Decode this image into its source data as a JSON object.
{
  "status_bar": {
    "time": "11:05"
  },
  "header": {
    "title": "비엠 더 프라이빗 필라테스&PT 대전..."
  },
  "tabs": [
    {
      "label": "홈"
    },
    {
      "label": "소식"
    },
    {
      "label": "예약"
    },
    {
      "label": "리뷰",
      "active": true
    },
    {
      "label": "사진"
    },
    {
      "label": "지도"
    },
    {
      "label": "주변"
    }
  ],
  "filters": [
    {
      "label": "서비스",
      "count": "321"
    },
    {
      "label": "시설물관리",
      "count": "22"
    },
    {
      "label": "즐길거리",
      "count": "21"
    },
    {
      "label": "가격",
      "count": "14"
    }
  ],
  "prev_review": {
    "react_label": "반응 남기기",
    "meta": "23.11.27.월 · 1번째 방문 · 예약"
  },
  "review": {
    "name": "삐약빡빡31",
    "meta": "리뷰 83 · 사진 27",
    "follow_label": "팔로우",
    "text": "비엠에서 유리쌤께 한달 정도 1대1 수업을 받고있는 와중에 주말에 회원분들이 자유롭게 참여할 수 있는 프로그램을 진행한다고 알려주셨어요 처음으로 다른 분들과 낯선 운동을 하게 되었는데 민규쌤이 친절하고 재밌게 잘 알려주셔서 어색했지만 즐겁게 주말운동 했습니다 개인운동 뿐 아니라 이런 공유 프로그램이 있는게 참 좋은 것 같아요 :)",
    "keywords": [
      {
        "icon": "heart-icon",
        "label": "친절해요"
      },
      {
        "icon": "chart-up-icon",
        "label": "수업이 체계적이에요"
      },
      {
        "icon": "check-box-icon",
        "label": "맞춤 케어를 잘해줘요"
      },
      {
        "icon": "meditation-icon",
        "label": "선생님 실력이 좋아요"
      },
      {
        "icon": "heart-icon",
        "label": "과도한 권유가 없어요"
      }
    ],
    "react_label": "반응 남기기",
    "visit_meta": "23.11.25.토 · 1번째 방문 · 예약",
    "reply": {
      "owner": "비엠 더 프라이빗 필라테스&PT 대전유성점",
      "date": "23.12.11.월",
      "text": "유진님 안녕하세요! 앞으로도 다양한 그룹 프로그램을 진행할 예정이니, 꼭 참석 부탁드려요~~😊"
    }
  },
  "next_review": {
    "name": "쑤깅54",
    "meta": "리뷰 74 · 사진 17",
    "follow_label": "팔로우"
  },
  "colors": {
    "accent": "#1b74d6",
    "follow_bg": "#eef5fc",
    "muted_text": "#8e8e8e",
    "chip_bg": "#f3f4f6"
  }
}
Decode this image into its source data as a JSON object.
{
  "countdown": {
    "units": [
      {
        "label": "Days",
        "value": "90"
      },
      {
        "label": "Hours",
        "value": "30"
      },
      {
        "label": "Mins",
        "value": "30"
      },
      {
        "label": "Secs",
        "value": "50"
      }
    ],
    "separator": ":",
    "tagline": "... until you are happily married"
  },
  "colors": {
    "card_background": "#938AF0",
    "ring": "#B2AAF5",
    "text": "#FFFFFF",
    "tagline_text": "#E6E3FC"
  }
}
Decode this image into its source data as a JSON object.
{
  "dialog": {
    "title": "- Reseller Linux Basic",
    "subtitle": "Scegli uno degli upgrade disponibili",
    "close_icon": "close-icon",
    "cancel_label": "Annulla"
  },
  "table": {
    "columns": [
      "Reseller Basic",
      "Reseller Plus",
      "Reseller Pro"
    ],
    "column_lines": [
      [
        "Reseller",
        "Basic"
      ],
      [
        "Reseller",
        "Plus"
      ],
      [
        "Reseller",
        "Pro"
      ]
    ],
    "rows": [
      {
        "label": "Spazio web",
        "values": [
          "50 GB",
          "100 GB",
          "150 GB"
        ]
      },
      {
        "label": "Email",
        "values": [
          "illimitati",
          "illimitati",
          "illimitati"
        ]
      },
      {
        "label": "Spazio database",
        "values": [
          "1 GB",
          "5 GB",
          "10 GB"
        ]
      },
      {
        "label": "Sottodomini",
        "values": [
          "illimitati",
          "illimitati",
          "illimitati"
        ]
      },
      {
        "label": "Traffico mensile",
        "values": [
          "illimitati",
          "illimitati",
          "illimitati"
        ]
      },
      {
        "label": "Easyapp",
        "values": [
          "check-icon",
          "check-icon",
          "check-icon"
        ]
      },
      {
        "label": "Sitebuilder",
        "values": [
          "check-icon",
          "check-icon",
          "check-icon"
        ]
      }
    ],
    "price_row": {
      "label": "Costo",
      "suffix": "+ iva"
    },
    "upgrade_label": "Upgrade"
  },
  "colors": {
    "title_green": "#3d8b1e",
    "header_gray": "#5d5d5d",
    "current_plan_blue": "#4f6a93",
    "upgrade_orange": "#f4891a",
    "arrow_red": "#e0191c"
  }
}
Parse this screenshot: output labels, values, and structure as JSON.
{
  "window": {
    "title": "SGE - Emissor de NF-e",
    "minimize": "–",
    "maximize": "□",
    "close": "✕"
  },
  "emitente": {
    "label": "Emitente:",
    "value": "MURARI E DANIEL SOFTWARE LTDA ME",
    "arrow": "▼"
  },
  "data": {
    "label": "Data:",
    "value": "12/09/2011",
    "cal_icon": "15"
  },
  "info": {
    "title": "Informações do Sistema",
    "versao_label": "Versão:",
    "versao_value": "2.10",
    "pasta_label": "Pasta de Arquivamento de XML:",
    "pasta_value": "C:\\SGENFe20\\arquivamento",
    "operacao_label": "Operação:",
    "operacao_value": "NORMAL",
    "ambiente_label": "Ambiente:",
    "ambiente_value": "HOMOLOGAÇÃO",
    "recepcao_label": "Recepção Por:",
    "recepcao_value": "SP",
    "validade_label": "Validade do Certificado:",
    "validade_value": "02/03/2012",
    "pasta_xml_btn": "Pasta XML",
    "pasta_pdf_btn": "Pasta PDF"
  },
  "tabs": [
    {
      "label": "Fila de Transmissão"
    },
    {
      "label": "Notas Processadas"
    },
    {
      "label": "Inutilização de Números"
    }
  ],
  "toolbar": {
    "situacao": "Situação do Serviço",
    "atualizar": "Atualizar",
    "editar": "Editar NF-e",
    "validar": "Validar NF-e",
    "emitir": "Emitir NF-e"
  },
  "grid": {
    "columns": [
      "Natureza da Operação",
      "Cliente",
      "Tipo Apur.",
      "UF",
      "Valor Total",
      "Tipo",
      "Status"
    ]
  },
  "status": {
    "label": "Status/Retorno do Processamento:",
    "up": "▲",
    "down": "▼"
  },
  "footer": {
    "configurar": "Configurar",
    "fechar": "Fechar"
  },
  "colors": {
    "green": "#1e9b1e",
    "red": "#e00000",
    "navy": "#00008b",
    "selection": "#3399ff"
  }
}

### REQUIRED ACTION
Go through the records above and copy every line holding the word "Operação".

### TASK RESPONSE
    "operacao_label": "Operação:",
      "Natureza da Operação",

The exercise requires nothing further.